The National Human Rights Commission on Thursday made a strong pitch for immediate passage of Prevention of Torture Bill in Parliament, saying it is urgent to ensure that extracting information through torture is declared illegal.
Addressing a conference here, NHRC Chairperson KG Balakrishnan said Parliament needs to pass the Bill urgently so that the culture of extracting information through torture is made illegal and the guilty are punished by law.
"Torture is a serious problem for India. Basic human rights are violated when torture is inflicted. It is not just physical pain, but mental which traumatises the individual and is an assault on his right to life," he said.
India has also not ratified the UN convention against torture which asks states to declare torturing a criminal offence under its jurisdiction, he noted.
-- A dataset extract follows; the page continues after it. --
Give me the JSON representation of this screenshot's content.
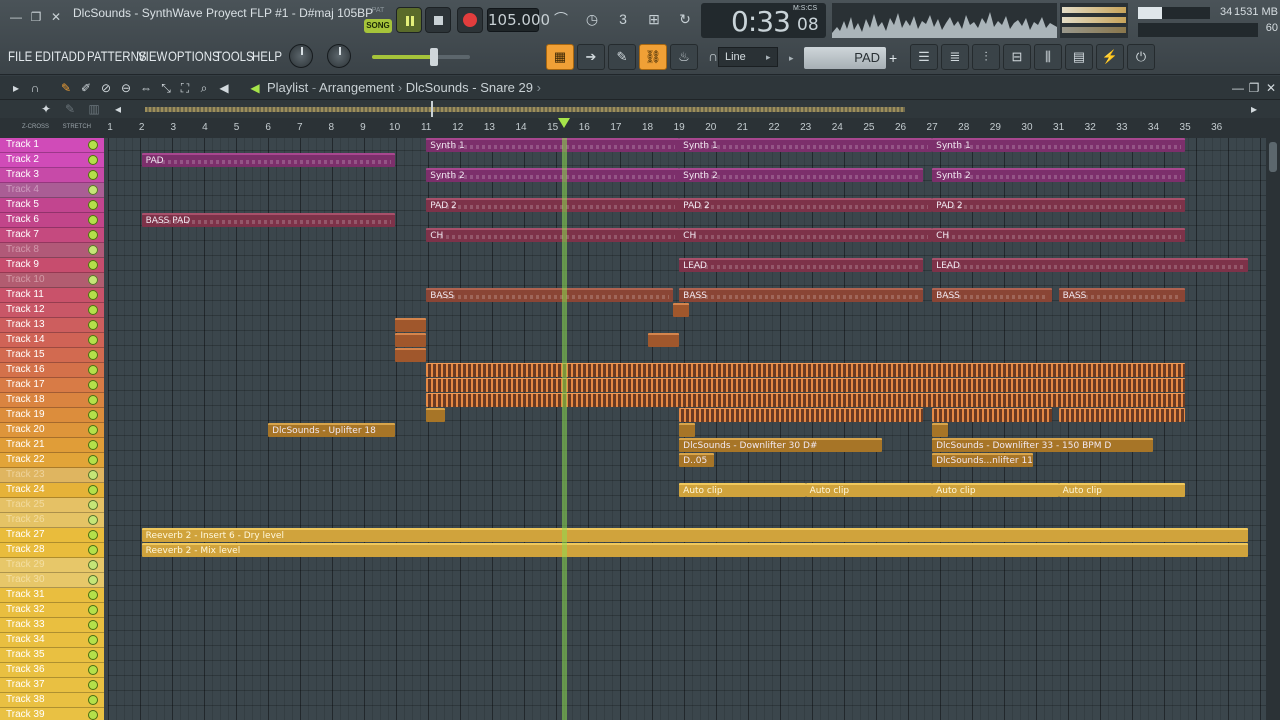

"Stringent punishment for perpetrators of torture and adequate compensation for the victim must be done to check this growing culture of impunity," Sankar Sen, former Director General of NHRC, said.
The need to give proper training to the police and sensitizing them about the rights of persons lodged in jail is urgent, he said adding investigating the case needs to be paramount which sadly is not the case. "Police devotes very less time in investigating the cases," he added.
Mohammad Amir Khan, who was allegedly picked up by the police 14 years ago and framed in various bomb blast cases before being recently acquitted by the court, was also present at the seminar.
"Implementation of our laws needs to be strict and the trial must be expedited," said Khan who had spent around 10 years in Tihar jail.
Compensation and rehabilitation are also a neglected part in our justice system which must be high on the priority list of the government and security forces, Sen said.
A multi-pronged approach from the training and education of security forces to a fair and impartial judical system is required," said Balakrishnan.